- What are our companies strengths?
- What do we do well?
- What unique resources or assets do we have?
- Why do customers choose us over a competitor?
- What are our weaknesses?
- What could we improve?
- Where do we have fewer resources than competitors?
- Why do customers choose a competitor over us?
Ask team members to compile their lists of your company’s top 5 strengths and weaknesses but not to share them with the team until the next step.
Step 3: Team Brainstorming
This is the step that most people jump to when doing a SWOT analysis…the big group brainstorming session. However, as you can see, there is a lot of research and preparation required before getting to this step. Once you have completed all of the above research, plan a whole day for the group to get together and brainstorm your company’s strengths and weaknesses and discuss and identify its most pressing opportunities and threats.
- Ask everyone to have their lists of your company’s strengths and weaknesses prepared before the meeting.
- Bring printed copies of the market research findings for each member of the team.

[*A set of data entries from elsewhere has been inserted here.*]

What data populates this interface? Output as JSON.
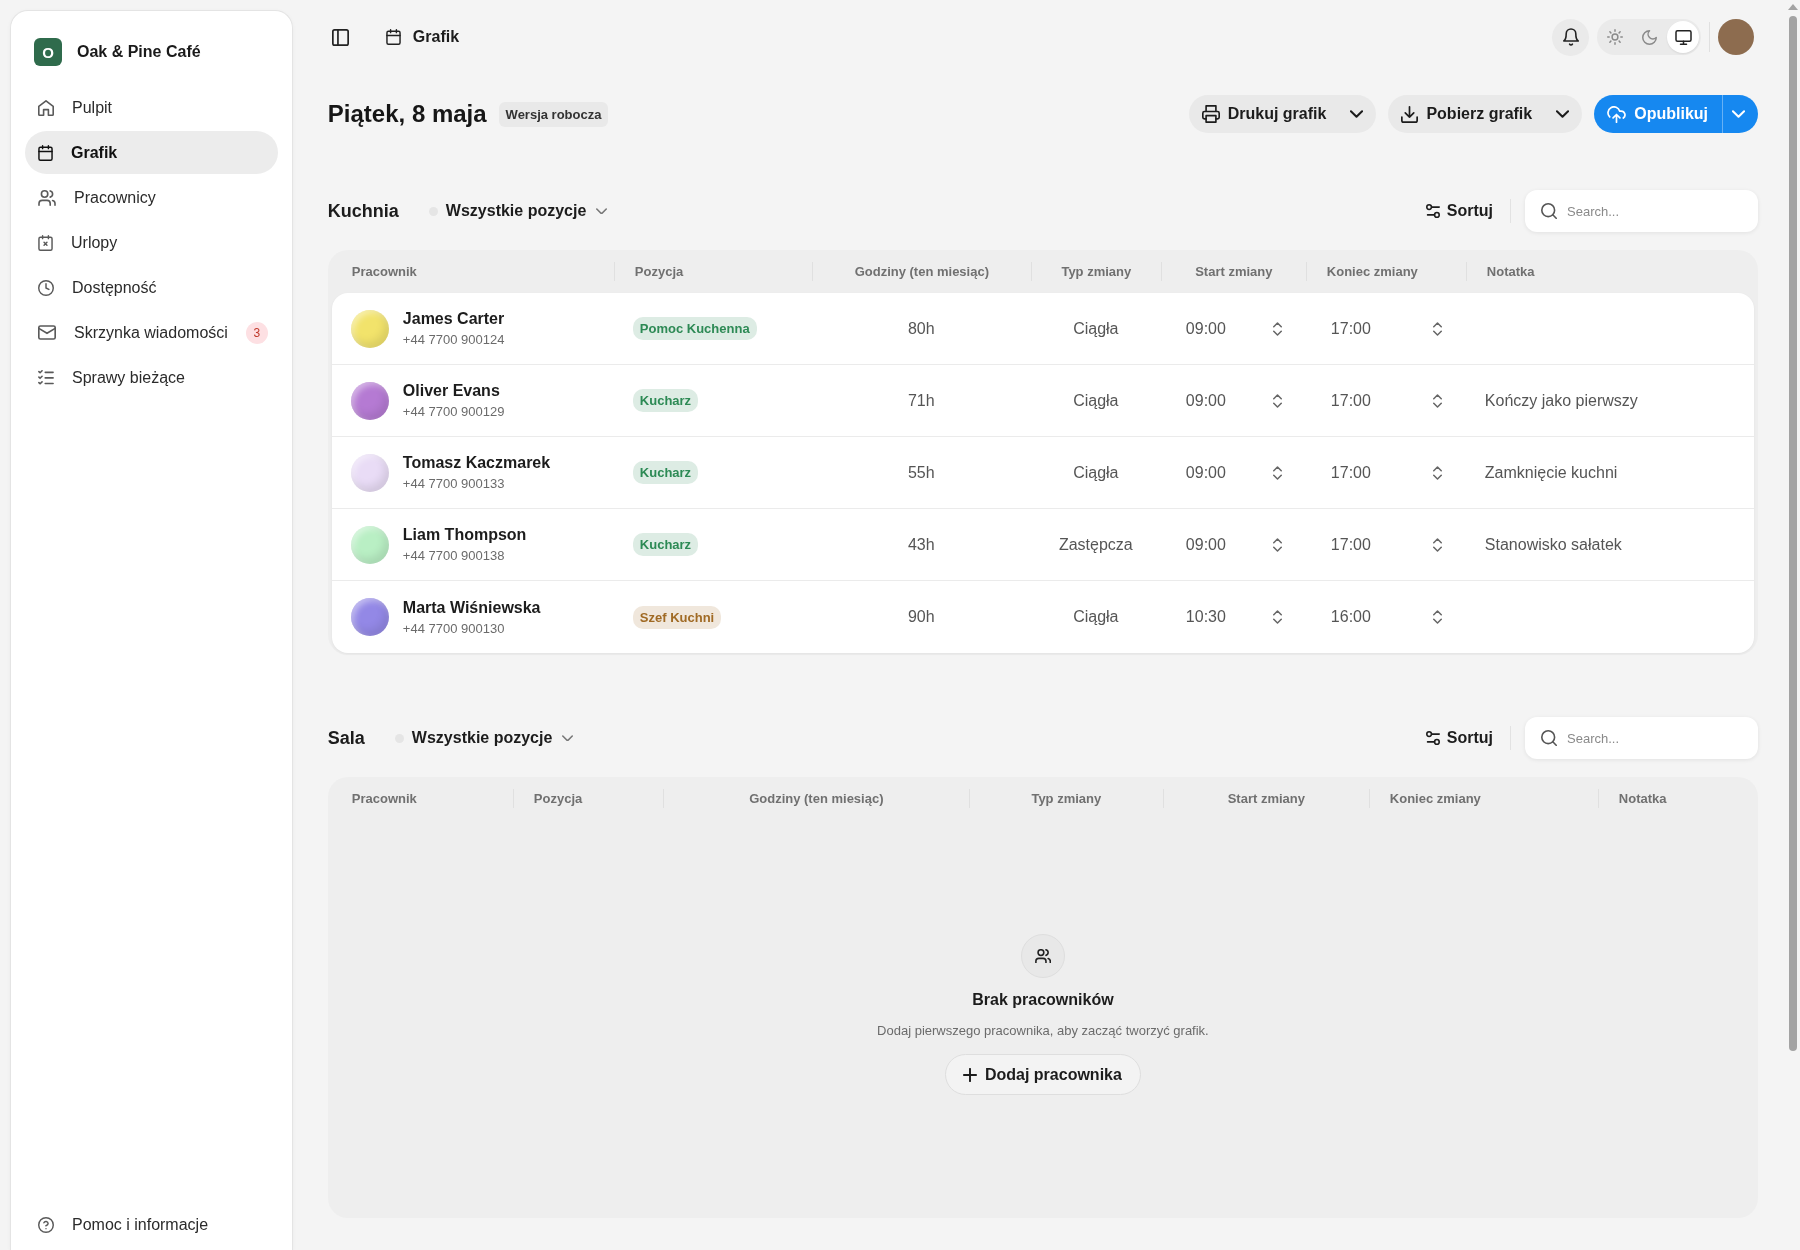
{
  "sidebar": {
    "brand": {
      "initial": "O",
      "name": "Oak & Pine Café"
    },
    "items": [
      {
        "label": "Pulpit",
        "selected": false
      },
      {
        "label": "Grafik",
        "selected": true
      },
      {
        "label": "Pracownicy",
        "selected": false
      },
      {
        "label": "Urlopy",
        "selected": false
      },
      {
        "label": "Dostępność",
        "selected": false
      },
      {
        "label": "Skrzynka wiadomości",
        "selected": false,
        "badge": "3"
      },
      {
        "label": "Sprawy bieżące",
        "selected": false
      }
    ],
    "footer": {
      "label": "Pomoc i informacje"
    }
  },
  "topbar": {
    "breadcrumb": "Grafik",
    "theme_options": [
      {
        "selected": false
      },
      {
        "selected": false
      },
      {
        "selected": true
      }
    ]
  },
  "header": {
    "title": "Piątek, 8 maja",
    "status": "Wersja robocza",
    "actions": [
      {
        "label": "Drukuj grafik",
        "kind": "secondary"
      },
      {
        "label": "Pobierz grafik",
        "kind": "secondary"
      },
      {
        "label": "Opublikuj",
        "kind": "primary"
      }
    ]
  },
  "sections": [
    {
      "title": "Kuchnia",
      "filter": "Wszystkie pozycje",
      "sort": "Sortuj",
      "search": {
        "placeholder": "Search..."
      },
      "columns": [
        "Pracownik",
        "Pozycja",
        "Godziny (ten miesiąc)",
        "Typ zmiany",
        "Start zmiany",
        "Koniec zmiany",
        "Notatka"
      ],
      "rows": [
        {
          "name": "James Carter",
          "phone": "+44 7700 900124",
          "color": "#f2e36b",
          "position": {
            "label": "Pomoc Kuchenna",
            "color": "#2d8a55"
          },
          "hours": "80h",
          "shift_type": "Ciągła",
          "start": "09:00",
          "end": "17:00"
        },
        {
          "name": "Oliver Evans",
          "phone": "+44 7700 900129",
          "color": "#b57ad3",
          "position": {
            "label": "Kucharz",
            "color": "#2d8a55"
          },
          "hours": "71h",
          "shift_type": "Ciągła",
          "start": "09:00",
          "end": "17:00",
          "note": "Kończy jako pierwszy"
        },
        {
          "name": "Tomasz Kaczmarek",
          "phone": "+44 7700 900133",
          "color": "#e9dcf6",
          "position": {
            "label": "Kucharz",
            "color": "#2d8a55"
          },
          "hours": "55h",
          "shift_type": "Ciągła",
          "start": "09:00",
          "end": "17:00",
          "note": "Zamknięcie kuchni"
        },
        {
          "name": "Liam Thompson",
          "phone": "+44 7700 900138",
          "color": "#b9efc4",
          "position": {
            "label": "Kucharz",
            "color": "#2d8a55"
          },
          "hours": "43h",
          "shift_type": "Zastępcza",
          "start": "09:00",
          "end": "17:00",
          "note": "Stanowisko sałatek"
        },
        {
          "name": "Marta Wiśniewska",
          "phone": "+44 7700 900130",
          "color": "#9388e6",
          "position": {
            "label": "Szef Kuchni",
            "color": "#a06a24"
          },
          "hours": "90h",
          "shift_type": "Ciągła",
          "start": "10:30",
          "end": "16:00"
        }
      ]
    },
    {
      "title": "Sala",
      "filter": "Wszystkie pozycje",
      "sort": "Sortuj",
      "search": {
        "placeholder": "Search..."
      },
      "columns": [
        "Pracownik",
        "Pozycja",
        "Godziny (ten miesiąc)",
        "Typ zmiany",
        "Start zmiany",
        "Koniec zmiany",
        "Notatka"
      ],
      "empty_state": {
        "title": "Brak pracowników",
        "message": "Dodaj pierwszego pracownika, aby zacząć tworzyć grafik.",
        "action": "Dodaj pracownika"
      }
    }
  ]
}
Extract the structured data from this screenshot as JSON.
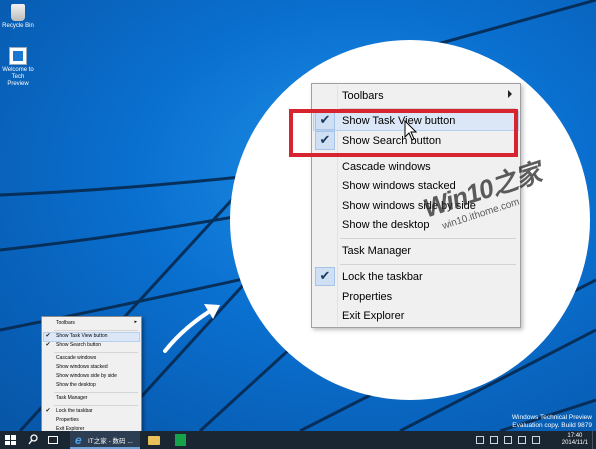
{
  "desktop": {
    "icons": [
      {
        "label": "Recycle Bin"
      },
      {
        "label": "Welcome to Tech Preview"
      }
    ],
    "evaluation": {
      "line1": "Windows Technical Preview",
      "line2": "Evaluation copy. Build 9879"
    }
  },
  "small_menu": {
    "items": [
      {
        "label": "Toolbars",
        "checked": false,
        "submenu": true
      },
      {
        "label": "Show Task View button",
        "checked": true
      },
      {
        "label": "Show Search button",
        "checked": true
      },
      {
        "label": "Cascade windows",
        "checked": false
      },
      {
        "label": "Show windows stacked",
        "checked": false
      },
      {
        "label": "Show windows side by side",
        "checked": false
      },
      {
        "label": "Show the desktop",
        "checked": false
      },
      {
        "label": "Task Manager",
        "checked": false
      },
      {
        "label": "Lock the taskbar",
        "checked": true
      },
      {
        "label": "Properties",
        "checked": false
      },
      {
        "label": "Exit Explorer",
        "checked": false
      }
    ]
  },
  "big_menu": {
    "items": [
      {
        "label": "Toolbars",
        "checked": false,
        "submenu": true
      },
      {
        "label": "Show Task View button",
        "checked": true
      },
      {
        "label": "Show Search button",
        "checked": true
      },
      {
        "label": "Cascade windows",
        "checked": false
      },
      {
        "label": "Show windows stacked",
        "checked": false
      },
      {
        "label": "Show windows side by side",
        "checked": false
      },
      {
        "label": "Show the desktop",
        "checked": false
      },
      {
        "label": "Task Manager",
        "checked": false
      },
      {
        "label": "Lock the taskbar",
        "checked": true
      },
      {
        "label": "Properties",
        "checked": false
      },
      {
        "label": "Exit Explorer",
        "checked": false
      }
    ]
  },
  "watermark": {
    "brand": "Win10之家",
    "url": "win10.ithome.com"
  },
  "taskbar": {
    "ie_label": "IT之家 - 数码 ...",
    "clock_time": "17:40",
    "clock_date": "2014/11/1"
  },
  "colors": {
    "highlight_box": "#d7252f",
    "desktop_blue": "#0a6fcf",
    "taskbar": "#1b2633"
  },
  "icons": [
    "windows-logo-icon",
    "search-icon",
    "task-view-icon",
    "internet-explorer-icon",
    "file-explorer-icon",
    "store-icon",
    "checkmark-icon",
    "submenu-arrow-icon",
    "mouse-cursor-icon",
    "curved-arrow-icon"
  ]
}
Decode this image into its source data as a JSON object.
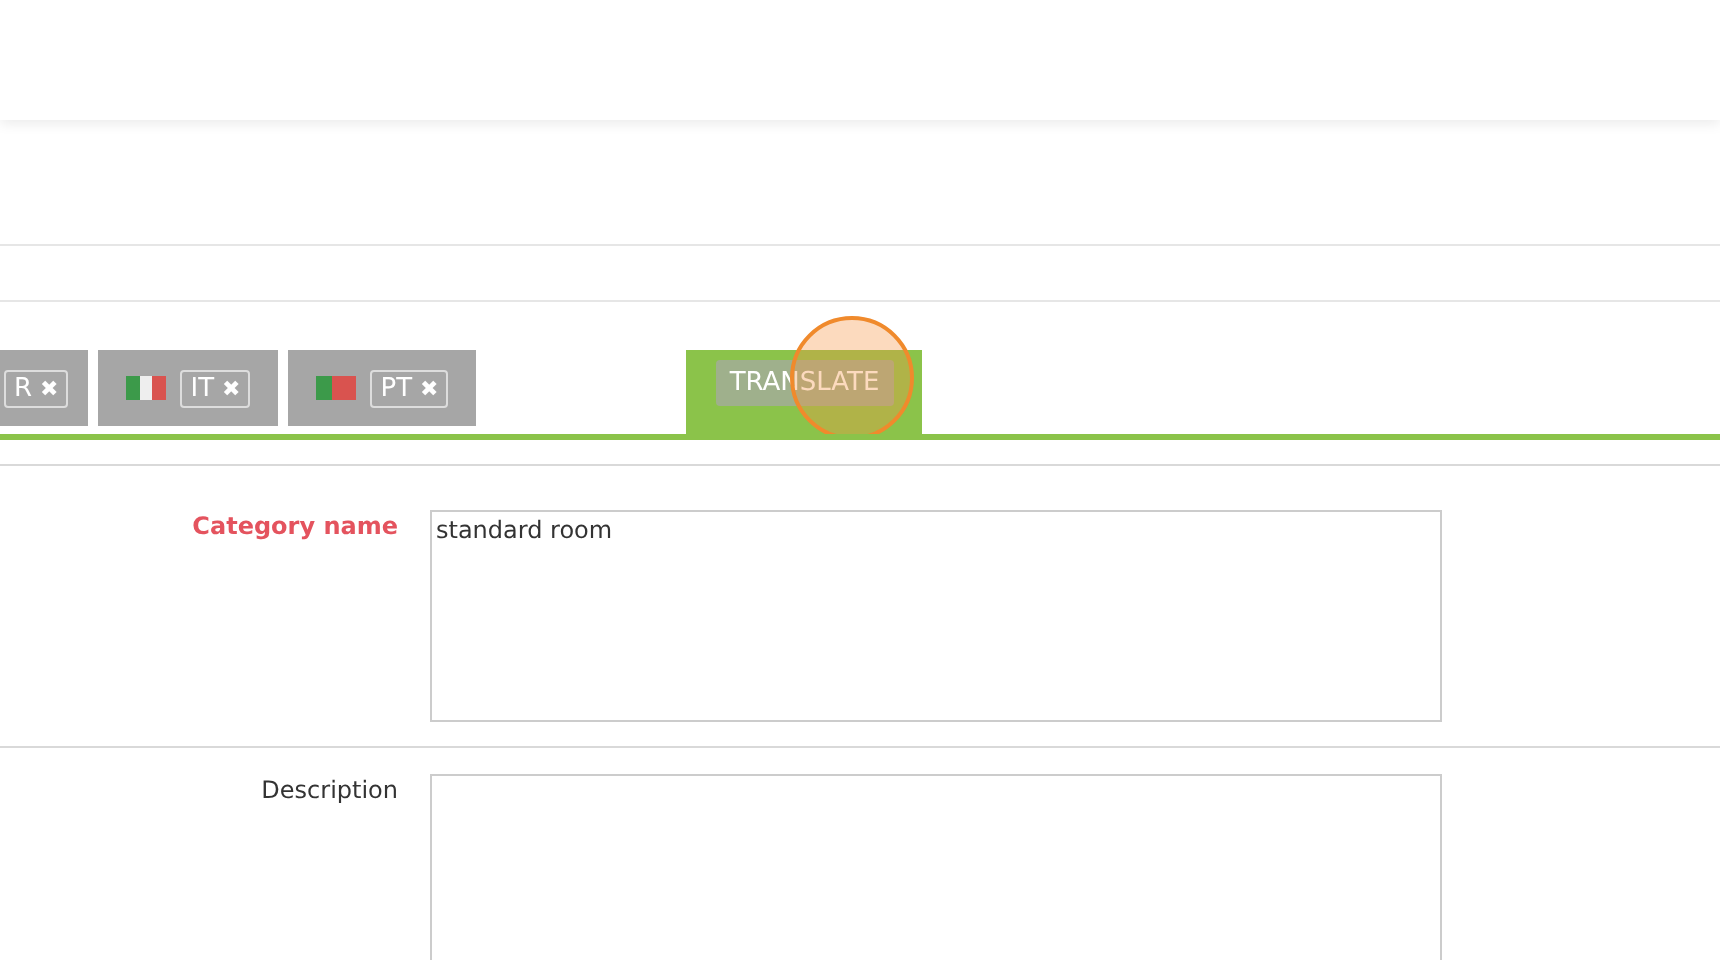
{
  "language_tabs": [
    {
      "code": "R",
      "selected": false
    },
    {
      "kind": "italy",
      "code": "IT",
      "selected": false
    },
    {
      "kind": "portugal",
      "code": "PT",
      "selected": false
    }
  ],
  "remove_glyph": "✖",
  "translate_button": {
    "label": "TRANSLATE",
    "clicked": true
  },
  "fields": [
    {
      "label": "Category name",
      "required": true,
      "value": "standard room"
    },
    {
      "label": "Description",
      "required": false
    }
  ]
}
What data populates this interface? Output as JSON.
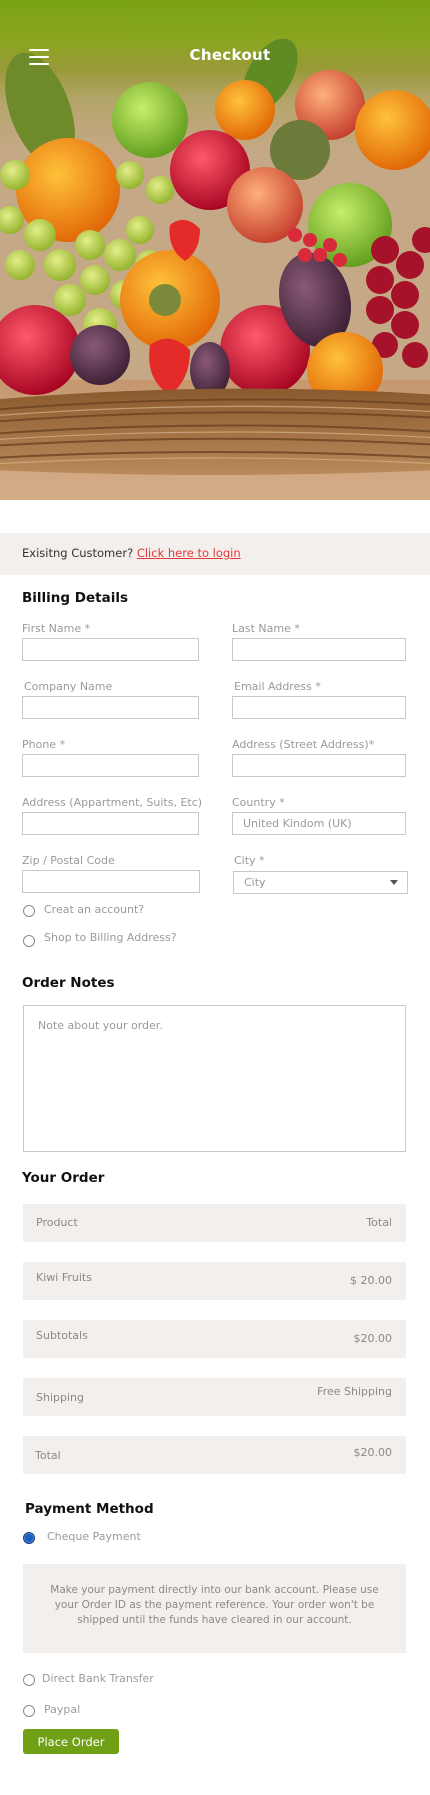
{
  "header": {
    "title": "Checkout",
    "menu_icon": "hamburger-menu-icon"
  },
  "login_prompt": {
    "text": "Exisitng Customer?",
    "link": "Click here to login"
  },
  "billing": {
    "title": "Billing Details",
    "fields": {
      "first_name": {
        "label": "First Name *",
        "value": ""
      },
      "last_name": {
        "label": "Last Name *",
        "value": ""
      },
      "company": {
        "label": "Company Name",
        "value": ""
      },
      "email": {
        "label": "Email Address *",
        "value": ""
      },
      "phone": {
        "label": "Phone *",
        "value": ""
      },
      "street": {
        "label": "Address (Street Address)*",
        "value": ""
      },
      "appartment": {
        "label": "Address (Appartment, Suits, Etc)",
        "value": ""
      },
      "country": {
        "label": "Country *",
        "value": "United  Kindom (UK)"
      },
      "zip": {
        "label": "Zip / Postal Code",
        "value": ""
      },
      "city": {
        "label": "City *",
        "selected": "City"
      }
    },
    "options": {
      "create_account": "Creat an account?",
      "ship_to_billing": "Shop to Billing Address?"
    }
  },
  "notes": {
    "title": "Order Notes",
    "placeholder": "Note about your order."
  },
  "order": {
    "title": "Your Order",
    "header": {
      "product": "Product",
      "total": "Total"
    },
    "items": [
      {
        "name": "Kiwi Fruits",
        "price": "$ 20.00"
      }
    ],
    "subtotal": {
      "label": "Subtotals",
      "value": "$20.00"
    },
    "shipping": {
      "label": "Shipping",
      "value": "Free Shipping"
    },
    "total": {
      "label": "Total",
      "value": "$20.00"
    }
  },
  "payment": {
    "title": "Payment Method",
    "methods": [
      "Cheque Payment",
      "Direct Bank Transfer",
      "Paypal"
    ],
    "selected": "Cheque Payment",
    "description": "Make your payment directly into our bank account. Please use your Order ID as the payment reference. Your order won't be shipped until the funds have cleared in our account.",
    "place_order": "Place Order"
  },
  "colors": {
    "accent": "#6fa016",
    "link": "#e03a3a",
    "panel": "#f3efed"
  }
}
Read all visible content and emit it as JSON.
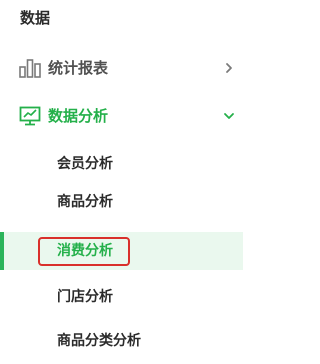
{
  "section": {
    "title": "数据"
  },
  "menus": [
    {
      "label": "统计报表",
      "icon": "bar-chart-icon",
      "arrow": "chevron-right-icon",
      "expanded": false
    },
    {
      "label": "数据分析",
      "icon": "monitor-chart-icon",
      "arrow": "chevron-down-icon",
      "expanded": true
    }
  ],
  "submenu": [
    {
      "label": "会员分析",
      "active": false
    },
    {
      "label": "商品分析",
      "active": false
    },
    {
      "label": "消费分析",
      "active": true
    },
    {
      "label": "门店分析",
      "active": false
    },
    {
      "label": "商品分类分析",
      "active": false
    }
  ],
  "colors": {
    "accent": "#24b04a",
    "active_bg": "#eaf8ee",
    "highlight_border": "#d9302b",
    "text": "#2b2b2b",
    "muted": "#505050"
  }
}
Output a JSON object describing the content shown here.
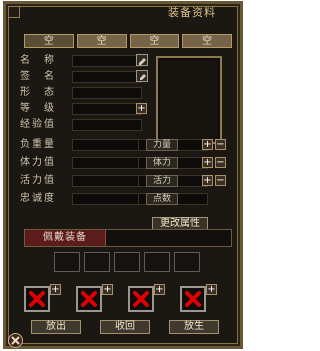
{
  "window": {
    "title": "装备资料"
  },
  "tabs": [
    "空",
    "空",
    "空",
    "空"
  ],
  "fields": [
    {
      "label": "名　称"
    },
    {
      "label": "签　名"
    },
    {
      "label": "形　态"
    },
    {
      "label": "等　级"
    },
    {
      "label": "经验值"
    },
    {
      "label": "负重量",
      "chip": "力量"
    },
    {
      "label": "体力值",
      "chip": "体力"
    },
    {
      "label": "活力值",
      "chip": "活力"
    },
    {
      "label": "忠诚度",
      "chip": "点数"
    }
  ],
  "buttons": {
    "change_attrs": "更改属性",
    "equip_tab": "佩戴装备",
    "bottom": [
      "放出",
      "收回",
      "放生"
    ]
  },
  "ui": {
    "plus": "+",
    "minus": "−"
  },
  "colors": {
    "panel_bg": "#1b1712",
    "frame": "#6a5733",
    "label": "#cfc4ae",
    "x_red": "#e00000"
  },
  "icons": {
    "name_icon": "pencil-icon",
    "sign_icon": "edit-icon",
    "slot_empty": "x-icon"
  }
}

- Top 5 Competitors Complete List of Strengths and Weaknesses (by competitor)
- Top 5 External Opportunities and Threats
- Bring brainstorming supplies:
- Whiteboard and markers
- Sticky notepad for each team member
- Sticky “dots” for voting
Identify a facilitator for the brainstorming session who does not participate. This ensures the facilitator doesn’t guide the discussion. It’s typically good to have an experienced third-party familiar with SWOT planning facilitate for your team so that the SWOT leader can participate.
- The facilitator asks each team member to individually come up with their top 3 to 5 strengths for your company and write each down on one of their sticky pads. Allow 5 or 10 minutes for everyone to do this on their own to avoid groupthink.
- The facilitator asks each team member to come up and post their sticky notes to the whiteboard while explaining their choices. Group similar responses together.
- Allow time for group discussion to add any newly generated ideas.
- Repeat this process for weaknesses, opportunities, and threats.
- The facilitator should point out to the team that your competitors’ strengths are likely to be your threats while their weaknesses are your opportunities.
Rank and Refine
At this point, you should have a whiteboard filled with sticky notes of all the identified strengths, weaknesses, opportunities, and threats. Now it’s time to cull the list down and identify each category’s most important and impactful items.
- Eliminate duplicate or similar ideas by combining them into a single sticky note
- Provide each team member with five sticky dots (or some other voting mechanism) for each category. Then, ask team members to vote on their top 5 choices in each category.
- Identify the top 3 to 5 items from each category that have the most votes.
- Draw a SWOT diagram on the whiteboard with the top items from each category and discuss as a team. Make adjustments as necessary until the team collectively feels that the diagram captures a complete picture of the SWOT environment for your company. The SWOT Leader should be the deciding vote if the team can’t come to a consensus.
At this point, you have a completed SWOT analysis for your company based on in-depth market research. You can now use this SWOT analysis to inform your strategic planning process. For example, analyzing how your weaknesses overlay with your threats can help you diagnosis the primary challenge standing between your company and its goals. Similarly, understanding the relationship between your strengths and the opportunities available to your company could inform your guiding policy about how best to approach your challenges. By taking a methodical approach to understanding the internal and external realities with which you operate, you now have the proper foundation to construct an effective strategy.